Globally, about two dozen CCS projects for power plants are in the planning stages, including three in the United States. Two more U.S. facilities are under construction in Mississippi and Texas.

Nearly all of the projects, however, have been plagued with long delays and significant cost overruns. Mississippi Power’s project in Kemper County, for instance, is projected to cost $5.6 billion -- more than twice as much as initially forecast. Construction began in 2010, though the facility isn’t slated to start operations until mid-2015. Last year, Norway’s government halted a full-scale CCS project at the Mongstad oil refinery, citing high costs and technical challenges.

Critics of CCS argue that energy companies and government agencies shouldn’t be plowing tens of billions of dollars into projects that extend the burning of polluting fossil fuels. Instead, the money would be better spent on improving renewable energy technologies like solar and wind power and making the zero-emissions sources easier and cheaper to use.

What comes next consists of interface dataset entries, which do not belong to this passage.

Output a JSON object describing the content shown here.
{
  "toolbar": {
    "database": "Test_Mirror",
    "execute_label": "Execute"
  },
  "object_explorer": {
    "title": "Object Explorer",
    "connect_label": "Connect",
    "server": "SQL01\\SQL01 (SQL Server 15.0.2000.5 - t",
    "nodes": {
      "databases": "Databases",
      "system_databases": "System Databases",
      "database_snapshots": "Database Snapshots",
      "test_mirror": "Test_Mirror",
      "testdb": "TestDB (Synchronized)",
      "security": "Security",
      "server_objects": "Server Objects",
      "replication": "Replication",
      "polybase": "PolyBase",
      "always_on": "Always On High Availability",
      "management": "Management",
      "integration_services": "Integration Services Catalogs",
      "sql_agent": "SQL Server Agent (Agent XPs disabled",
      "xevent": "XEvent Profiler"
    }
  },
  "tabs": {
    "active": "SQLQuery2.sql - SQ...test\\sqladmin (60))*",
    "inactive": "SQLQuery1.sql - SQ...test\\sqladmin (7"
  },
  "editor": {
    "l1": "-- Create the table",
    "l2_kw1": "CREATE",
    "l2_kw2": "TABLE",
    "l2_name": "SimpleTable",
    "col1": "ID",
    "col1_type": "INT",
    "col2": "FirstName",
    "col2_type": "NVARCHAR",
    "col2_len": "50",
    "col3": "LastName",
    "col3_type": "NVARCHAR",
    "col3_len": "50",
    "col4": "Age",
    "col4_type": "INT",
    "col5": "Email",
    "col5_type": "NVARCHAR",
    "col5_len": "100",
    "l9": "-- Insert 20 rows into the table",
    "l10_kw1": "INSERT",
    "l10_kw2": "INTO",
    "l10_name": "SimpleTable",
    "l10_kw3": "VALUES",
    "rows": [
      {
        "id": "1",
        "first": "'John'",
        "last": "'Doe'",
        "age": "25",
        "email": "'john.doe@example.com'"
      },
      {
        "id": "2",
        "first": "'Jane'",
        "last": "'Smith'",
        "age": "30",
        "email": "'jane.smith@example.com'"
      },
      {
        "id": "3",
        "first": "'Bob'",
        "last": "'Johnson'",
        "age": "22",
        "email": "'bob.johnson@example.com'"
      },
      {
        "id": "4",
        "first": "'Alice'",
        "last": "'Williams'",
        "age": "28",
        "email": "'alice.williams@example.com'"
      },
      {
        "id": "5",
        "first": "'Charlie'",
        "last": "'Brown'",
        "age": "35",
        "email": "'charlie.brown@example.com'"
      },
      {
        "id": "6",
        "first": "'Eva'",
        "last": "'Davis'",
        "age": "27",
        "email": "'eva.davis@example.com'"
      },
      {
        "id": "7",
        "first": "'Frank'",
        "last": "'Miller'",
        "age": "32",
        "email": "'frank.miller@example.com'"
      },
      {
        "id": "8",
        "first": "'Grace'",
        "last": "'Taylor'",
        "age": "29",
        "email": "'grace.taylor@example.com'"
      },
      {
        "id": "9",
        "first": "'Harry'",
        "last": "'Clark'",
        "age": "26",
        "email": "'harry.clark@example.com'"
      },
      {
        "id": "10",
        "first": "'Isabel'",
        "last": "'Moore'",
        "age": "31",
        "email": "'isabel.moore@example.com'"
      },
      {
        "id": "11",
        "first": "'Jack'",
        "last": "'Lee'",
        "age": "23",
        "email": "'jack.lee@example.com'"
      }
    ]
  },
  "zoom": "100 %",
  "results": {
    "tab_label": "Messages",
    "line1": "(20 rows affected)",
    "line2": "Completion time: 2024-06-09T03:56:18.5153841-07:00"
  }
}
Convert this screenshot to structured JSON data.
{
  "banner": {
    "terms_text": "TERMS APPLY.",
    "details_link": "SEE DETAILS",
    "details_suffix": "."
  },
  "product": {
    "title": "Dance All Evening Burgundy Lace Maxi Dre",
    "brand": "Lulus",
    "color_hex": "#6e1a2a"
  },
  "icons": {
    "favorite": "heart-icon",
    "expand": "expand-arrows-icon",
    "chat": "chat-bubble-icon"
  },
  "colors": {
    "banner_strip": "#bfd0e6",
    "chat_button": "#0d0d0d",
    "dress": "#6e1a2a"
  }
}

CCS is “a waste of vital capital that should be invested in conservation, efficiency and renewable [energy],” John Bennett, director of Sierra Club in Canada, told The Canadian Press this week. “It doesn’t get us off fossil fuels. We can no longer talk in terms of using less of them; we have to be working towards eliminating them.”

The Union of Concerned Scientists, a science advocacy group, acknowledges that CCS is one of a range of cleaner technologies that could reduce carbon pollution in the electric power sector, which is the single largest contributor to U.S emissions. But it says long-term strategies that rely heavily on CCS for cutting emissions “are more expensive than scenarios that rely on energy efficiency and renewables,” according to a recent report.

Carbon-capture proponents said they hope the launch of Canada’s Boundary Dam can help silence the skeptics and show that CCS belongs in a future low-carbon energy sector. “Boundary Dam is working proof for naysayers … that full-scale CCS on power generation now exists and works commercially to deliver electricity, with no subsidy,” Stuart Haszeldine, director of Scottish Carbon Capture & Storage, told the Guardian. The plant’s opening could “create ripples worldwide,” he said.